Practice Question 2
Explain how the acceleration due to gravity varies according to the planet’s altitudes. (2 marks)

 

  • investigate the orbital motion of planets and artificial satellites when applying the relationships between the following quantities:

    • gravitational force
    • centripetal force
    • centripetal acceleration
    • mass
    • orbital radius
    • orbital velocity
    • orbital period

 

Gravitational Force and Space

In space, a satellite experiences gravitational force exerted by Earth. The direction of this force is pointing towards the centre of Earth. In essence, when a satellite is orbiting around Earth due to gravity, the centripetal force (circular motion) is strictly caused by gravitational force.

 

`F_c=F_g`
 
`(mv^2)/r=(GMm)/r^2`
 
`v^2=(GM)/r`
 
`v_(orbital)=sqrt((GM)/r)`

 

By rearranging the equation (see above), we can determine the velocity needed for the satellite to achieve this circular motion. This is called the orbital velocity as circular motion in this context is simply orbiting around Earth.
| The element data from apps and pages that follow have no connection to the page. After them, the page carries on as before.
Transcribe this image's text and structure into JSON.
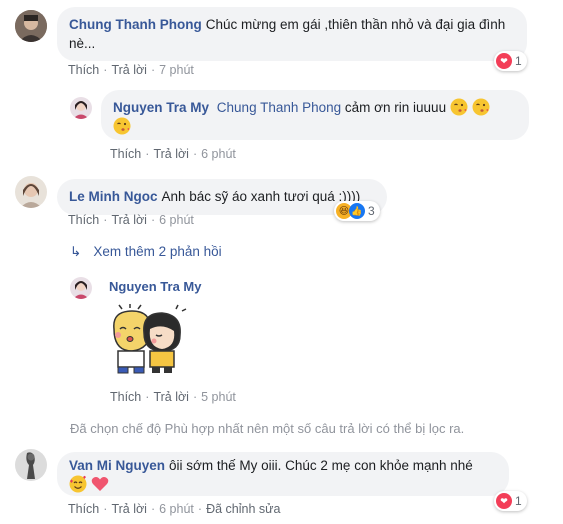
{
  "comments": [
    {
      "author": "Chung Thanh Phong",
      "text": "Chúc mừng em gái ,thiên thần nhỏ và đại gia đình nè...",
      "like_label": "Thích",
      "reply_label": "Trả lời",
      "time": "7 phút",
      "reaction_count": "1",
      "reaction_type": "heart"
    },
    {
      "author": "Nguyen Tra My",
      "mention": "Chung Thanh Phong",
      "text": "cảm ơn rin iuuuu",
      "like_label": "Thích",
      "reply_label": "Trả lời",
      "time": "6 phút"
    },
    {
      "author": "Le Minh Ngoc",
      "text": "Anh bác sỹ áo xanh tươi quá :))))",
      "like_label": "Thích",
      "reply_label": "Trả lời",
      "time": "6 phút",
      "reaction_count": "3",
      "reaction_type": "haha+like"
    },
    {
      "author": "Nguyen Tra My",
      "sticker": "two-kids-hugging-sticker",
      "like_label": "Thích",
      "reply_label": "Trả lời",
      "time": "5 phút"
    },
    {
      "author": "Van Mi Nguyen",
      "text": "ôii sớm thế My oiii. Chúc 2 mẹ con khỏe mạnh nhé",
      "like_label": "Thích",
      "reply_label": "Trả lời",
      "time": "6 phút",
      "edited_label": "Đã chỉnh sửa",
      "reaction_count": "1",
      "reaction_type": "heart"
    }
  ],
  "more_replies": "Xem thêm 2 phản hồi",
  "filter_note": "Đã chọn chế độ Phù hợp nhất nên một số câu trả lời có thể bị lọc ra.",
  "colors": {
    "link": "#385898",
    "bubble": "#f2f3f5",
    "meta": "#606770",
    "heart": "#f33e58",
    "like": "#1877f2",
    "haha": "#f7b125"
  }
}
It is important to understand the relationship between orbital velocity, mass of planet a satellite is orbiting around and the radius of orbit.

HSC Physics – Satellite orbit around Earth

Forces acting on an object in orbit: objects e.g. satellites primarily experience gravitational force during orbit. Since the centripetal force is caused by gravitational force, we cannot state centripetal force as the real cause of motion.

If a satellite can achieve and maintain a certain orbital velocity (dependent on the planet’s mass and radius of orbit), it can stay in orbit without additional force nor acceleration in the same direction as its motion. In other words, it is possible to undergo stable orbit with only gravitational force. Travelling at a velocity greater than the orbital velocity will cause the satellite to take on a different orbit path.

Orbital period is defined as the time taken for an object to complete one revolution of an orbit. The orbital period is shorter when the circumference or radius of orbit is smaller. Vice versa.

HSC Physics – Effect of changes in orbital velocity

Practice Question 3

A satellite, with a mass of 200 kg, orbits in a circular motion around the Earth at an altitude of 300 km.

(a) What is the centripetal force acting on the satellite? 

(b) What is the orbital velocity of the satellite?

 

Practice Question 4

A satellite has a mass of 250 kg and orbits the Earth at an altitude of 3000 km.

(a) Determine its orbital speed.

(b) Compare the orbital speed of a 500 kg satellite in an identical orbit.

 

Practice Question 5

The average orbital separation between surface of Earth and surface of Sun is 1.5 × 1011 m.

Using the data from the table above, determine the orbital speed of the Earth. (2 marks)

 

Next section: Kepler's Laws of Planetary Motion